What is the Difference: Motion to Dismiss vs Motion for Summary Judgment
Typically, a defendant has two opportunities to get rid of a lawsuit before it goes to trial. The first is a motion to dismiss, which is filed shortly after a complaint is filed. The second is a motion for summary judgment, typically filed after discovery is completed.
A motion to dismiss essentially asserts that the plaintiff has failed to state a viable cause of action. Typical examples are where a plaintiff fails to (or cannot) set forth all of the necessary elements of a claim or misses the statute of limitations.
The motion for summary judgment is typically filed after the parties have completed discovery (e.g., depositions, interrogatories, document demands, etc.). A motion to dismiss will be granted where there is no genuine issue as to any material fact. If there is a dispute as to any material fact, the court is bound to side with the “non-moving party” (typically the plaintiff) on any such dispute. Also, the court doesn't make any judgments about who is more believable – that is left to the jury.
A defendant’s chances of winning a motion for summary judgment are considerably greater than on a motion to dismiss.
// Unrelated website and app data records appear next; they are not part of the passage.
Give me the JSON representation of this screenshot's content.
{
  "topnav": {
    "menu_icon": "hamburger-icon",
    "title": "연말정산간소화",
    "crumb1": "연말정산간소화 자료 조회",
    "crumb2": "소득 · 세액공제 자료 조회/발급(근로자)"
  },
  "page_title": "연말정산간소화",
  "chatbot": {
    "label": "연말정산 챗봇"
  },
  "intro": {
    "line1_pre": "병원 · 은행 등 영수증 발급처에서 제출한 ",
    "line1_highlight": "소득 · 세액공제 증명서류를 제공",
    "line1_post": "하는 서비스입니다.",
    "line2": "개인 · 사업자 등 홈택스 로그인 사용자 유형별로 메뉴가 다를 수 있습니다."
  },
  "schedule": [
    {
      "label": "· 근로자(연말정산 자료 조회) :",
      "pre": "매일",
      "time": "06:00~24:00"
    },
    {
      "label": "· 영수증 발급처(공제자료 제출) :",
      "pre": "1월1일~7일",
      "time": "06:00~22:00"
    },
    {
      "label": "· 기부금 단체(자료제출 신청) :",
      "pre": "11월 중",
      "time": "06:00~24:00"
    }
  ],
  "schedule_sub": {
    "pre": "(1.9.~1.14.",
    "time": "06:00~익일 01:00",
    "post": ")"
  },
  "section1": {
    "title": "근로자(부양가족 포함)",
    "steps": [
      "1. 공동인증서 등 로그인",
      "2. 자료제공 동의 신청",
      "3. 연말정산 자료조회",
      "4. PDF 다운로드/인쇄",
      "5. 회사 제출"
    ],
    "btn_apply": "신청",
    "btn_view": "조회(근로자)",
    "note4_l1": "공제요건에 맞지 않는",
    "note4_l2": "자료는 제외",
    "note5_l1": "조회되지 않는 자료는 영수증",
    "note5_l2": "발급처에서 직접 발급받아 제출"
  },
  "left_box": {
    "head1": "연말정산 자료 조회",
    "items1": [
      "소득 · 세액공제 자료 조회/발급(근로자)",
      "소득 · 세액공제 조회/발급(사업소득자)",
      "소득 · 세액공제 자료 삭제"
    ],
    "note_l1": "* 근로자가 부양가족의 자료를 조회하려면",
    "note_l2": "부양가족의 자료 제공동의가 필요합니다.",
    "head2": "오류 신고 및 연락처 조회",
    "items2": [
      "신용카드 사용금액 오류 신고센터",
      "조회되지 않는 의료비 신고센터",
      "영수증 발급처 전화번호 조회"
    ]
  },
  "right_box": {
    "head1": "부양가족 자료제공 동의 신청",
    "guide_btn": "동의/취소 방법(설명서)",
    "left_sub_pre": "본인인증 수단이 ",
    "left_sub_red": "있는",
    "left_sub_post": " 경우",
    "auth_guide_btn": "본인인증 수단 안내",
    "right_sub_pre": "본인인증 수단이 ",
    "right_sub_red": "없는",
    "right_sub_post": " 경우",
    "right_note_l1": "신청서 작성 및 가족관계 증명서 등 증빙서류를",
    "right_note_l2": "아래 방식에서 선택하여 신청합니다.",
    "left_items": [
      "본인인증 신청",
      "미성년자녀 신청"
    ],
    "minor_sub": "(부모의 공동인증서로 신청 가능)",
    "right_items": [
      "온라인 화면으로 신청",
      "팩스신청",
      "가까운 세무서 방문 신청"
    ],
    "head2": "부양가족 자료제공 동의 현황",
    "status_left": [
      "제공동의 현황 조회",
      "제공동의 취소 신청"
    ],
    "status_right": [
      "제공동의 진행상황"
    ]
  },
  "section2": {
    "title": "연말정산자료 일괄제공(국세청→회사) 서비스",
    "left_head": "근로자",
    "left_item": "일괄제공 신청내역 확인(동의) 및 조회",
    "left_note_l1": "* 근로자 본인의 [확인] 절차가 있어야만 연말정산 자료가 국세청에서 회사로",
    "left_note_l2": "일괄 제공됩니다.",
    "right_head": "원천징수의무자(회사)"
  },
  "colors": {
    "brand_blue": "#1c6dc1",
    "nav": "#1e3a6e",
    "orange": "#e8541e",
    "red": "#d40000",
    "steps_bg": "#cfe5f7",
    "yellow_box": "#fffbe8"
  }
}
If the motion for summary judgment fails, the complaint survives and the case proceeds to trial. So there you have it, the whole "motion to dismiss vs motion for summary judgment" in a nutshell. If you have any questions, please contact Granovsky & Sundaresh PLLC.